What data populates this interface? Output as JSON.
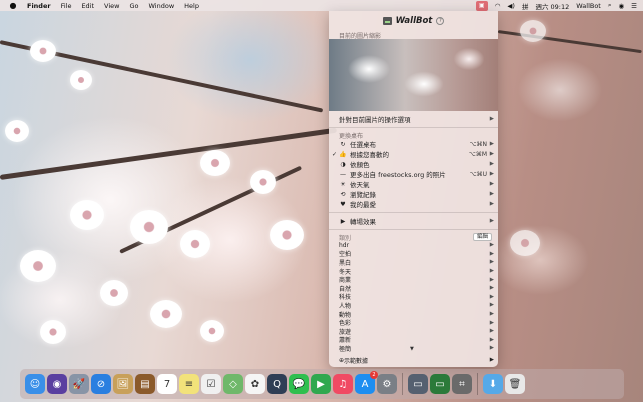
{
  "menubar": {
    "apple": "",
    "app_name": "Finder",
    "menus": [
      "File",
      "Edit",
      "View",
      "Go",
      "Window",
      "Help"
    ],
    "status": {
      "clock": "週六 09:12",
      "app_label": "WallBot"
    }
  },
  "panel": {
    "title": "WallBot",
    "help": "?",
    "current_caption": "目前的圖片縮影",
    "current_options": "針對目前圖片的操作選項",
    "change_caption": "更換桌布",
    "items": [
      {
        "label": "任選桌布",
        "shortcut": "⌥⌘N",
        "checked": false,
        "icon": "↻"
      },
      {
        "label": "根據您喜歡的",
        "shortcut": "⌥⌘M",
        "checked": true,
        "icon": "👍"
      },
      {
        "label": "依顏色",
        "shortcut": "",
        "checked": false,
        "icon": "◑"
      },
      {
        "label": "更多出自 freestocks.org 的照片",
        "shortcut": "⌥⌘U",
        "checked": false,
        "icon": "—"
      },
      {
        "label": "依天氣",
        "shortcut": "",
        "checked": false,
        "icon": "☀"
      },
      {
        "label": "瀏覽紀錄",
        "shortcut": "",
        "checked": false,
        "icon": "⟲"
      },
      {
        "label": "我的最愛",
        "shortcut": "",
        "checked": false,
        "icon": "♥"
      }
    ],
    "transition": "轉場效果",
    "categories_caption": "類別",
    "edit_button": "編輯",
    "categories": [
      "hdr",
      "空拍",
      "黑白",
      "冬天",
      "商業",
      "自然",
      "科技",
      "人物",
      "動物",
      "色彩",
      "旅遊",
      "蕭新",
      "極簡"
    ],
    "more_label": "示範數據"
  },
  "dock": {
    "apps": [
      {
        "name": "finder",
        "color": "#3a8fe8",
        "glyph": "☺"
      },
      {
        "name": "siri",
        "color": "#5a3fa0",
        "glyph": "◉"
      },
      {
        "name": "launchpad",
        "color": "#8894a6",
        "glyph": "🚀"
      },
      {
        "name": "safari",
        "color": "#2a7fe0",
        "glyph": "⊘"
      },
      {
        "name": "photo-slideshow",
        "color": "#c8a05a",
        "glyph": "🖼"
      },
      {
        "name": "notebook",
        "color": "#8b5a2b",
        "glyph": "▤"
      },
      {
        "name": "calendar",
        "color": "#ffffff",
        "glyph": "7"
      },
      {
        "name": "notes",
        "color": "#f2e27a",
        "glyph": "≡"
      },
      {
        "name": "reminders",
        "color": "#f0f0f0",
        "glyph": "☑"
      },
      {
        "name": "maps",
        "color": "#6fb86a",
        "glyph": "◇"
      },
      {
        "name": "photos",
        "color": "#f5f5f5",
        "glyph": "✿"
      },
      {
        "name": "quicktime",
        "color": "#2f3e55",
        "glyph": "Q"
      },
      {
        "name": "messages",
        "color": "#2fbf4f",
        "glyph": "💬"
      },
      {
        "name": "facetime",
        "color": "#2fa84f",
        "glyph": "▶"
      },
      {
        "name": "music",
        "color": "#f04a63",
        "glyph": "♫"
      },
      {
        "name": "app-store",
        "color": "#1e8ef0",
        "glyph": "A",
        "badge": "2"
      },
      {
        "name": "system-preferences",
        "color": "#7a7f86",
        "glyph": "⚙"
      },
      {
        "name": "image-capture",
        "color": "#556070",
        "glyph": "▭"
      },
      {
        "name": "monitor",
        "color": "#2b7a3a",
        "glyph": "▭"
      },
      {
        "name": "scanner",
        "color": "#6a6a6a",
        "glyph": "⌗"
      },
      {
        "name": "downloads-folder",
        "color": "#55a9e8",
        "glyph": "⬇"
      },
      {
        "name": "trash",
        "color": "#e8e8e8",
        "glyph": "🗑"
      }
    ]
  }
}
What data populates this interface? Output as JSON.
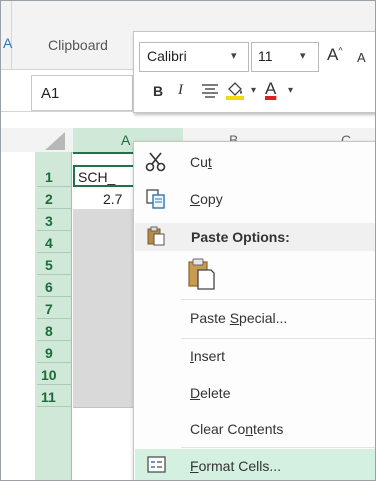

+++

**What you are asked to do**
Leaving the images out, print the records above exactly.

**Exercise answer**
What data populates this interface? Output as JSON.
{
  "menubar": {
    "apple": "",
    "app_name": "Finder",
    "menus": [
      "File",
      "Edit",
      "View",
      "Go",
      "Window",
      "Help"
    ],
    "status": {
      "clock": "週六 09:12",
      "app_label": "WallBot"
    }
  },
  "panel": {
    "title": "WallBot",
    "help": "?",
    "current_caption": "目前的圖片縮影",
    "current_options": "針對目前圖片的操作選項",
    "change_caption": "更換桌布",
    "items": [
      {
        "label": "任選桌布",
        "shortcut": "⌥⌘N",
        "checked": false,
        "icon": "↻"
      },
      {
        "label": "根據您喜歡的",
        "shortcut": "⌥⌘M",
        "checked": true,
        "icon": "👍"
      },
      {
        "label": "依顏色",
        "shortcut": "",
        "checked": false,
        "icon": "◑"
      },
      {
        "label": "更多出自 freestocks.org 的照片",
        "shortcut": "⌥⌘U",
        "checked": false,
        "icon": "—"
      },
      {
        "label": "依天氣",
        "shortcut": "",
        "checked": false,
        "icon": "☀"
      },
      {
        "label": "瀏覽紀錄",
        "shortcut": "",
        "checked": false,
        "icon": "⟲"
      },
      {
        "label": "我的最愛",
        "shortcut": "",
        "checked": false,
        "icon": "♥"
      }
    ],
    "transition": "轉場效果",
    "categories_caption": "類別",
    "edit_button": "編輯",
    "categories": [
      "hdr",
      "空拍",
      "黑白",
      "冬天",
      "商業",
      "自然",
      "科技",
      "人物",
      "動物",
      "色彩",
      "旅遊",
      "蕭新",
      "極簡"
    ],
    "more_label": "示範數據"
  },
  "dock": {
    "apps": [
      {
        "name": "finder",
        "color": "#3a8fe8",
        "glyph": "☺"
      },
      {
        "name": "siri",
        "color": "#5a3fa0",
        "glyph": "◉"
      },
      {
        "name": "launchpad",
        "color": "#8894a6",
        "glyph": "🚀"
      },
      {
        "name": "safari",
        "color": "#2a7fe0",
        "glyph": "⊘"
      },
      {
        "name": "photo-slideshow",
        "color": "#c8a05a",
        "glyph": "🖼"
      },
      {
        "name": "notebook",
        "color": "#8b5a2b",
        "glyph": "▤"
      },
      {
        "name": "calendar",
        "color": "#ffffff",
        "glyph": "7"
      },
      {
        "name": "notes",
        "color": "#f2e27a",
        "glyph": "≡"
      },
      {
        "name": "reminders",
        "color": "#f0f0f0",
        "glyph": "☑"
      },
      {
        "name": "maps",
        "color": "#6fb86a",
        "glyph": "◇"
      },
      {
        "name": "photos",
        "color": "#f5f5f5",
        "glyph": "✿"
      },
      {
        "name": "quicktime",
        "color": "#2f3e55",
        "glyph": "Q"
      },
      {
        "name": "messages",
        "color": "#2fbf4f",
        "glyph": "💬"
      },
      {
        "name": "facetime",
        "color": "#2fa84f",
        "glyph": "▶"
      },
      {
        "name": "music",
        "color": "#f04a63",
        "glyph": "♫"
      },
      {
        "name": "app-store",
        "color": "#1e8ef0",
        "glyph": "A",
        "badge": "2"
      },
      {
        "name": "system-preferences",
        "color": "#7a7f86",
        "glyph": "⚙"
      },
      {
        "name": "image-capture",
        "color": "#556070",
        "glyph": "▭"
      },
      {
        "name": "monitor",
        "color": "#2b7a3a",
        "glyph": "▭"
      },
      {
        "name": "scanner",
        "color": "#6a6a6a",
        "glyph": "⌗"
      },
      {
        "name": "downloads-folder",
        "color": "#55a9e8",
        "glyph": "⬇"
      },
      {
        "name": "trash",
        "color": "#e8e8e8",
        "glyph": "🗑"
      }
    ]
  }
}
What data populates this interface? Output as JSON.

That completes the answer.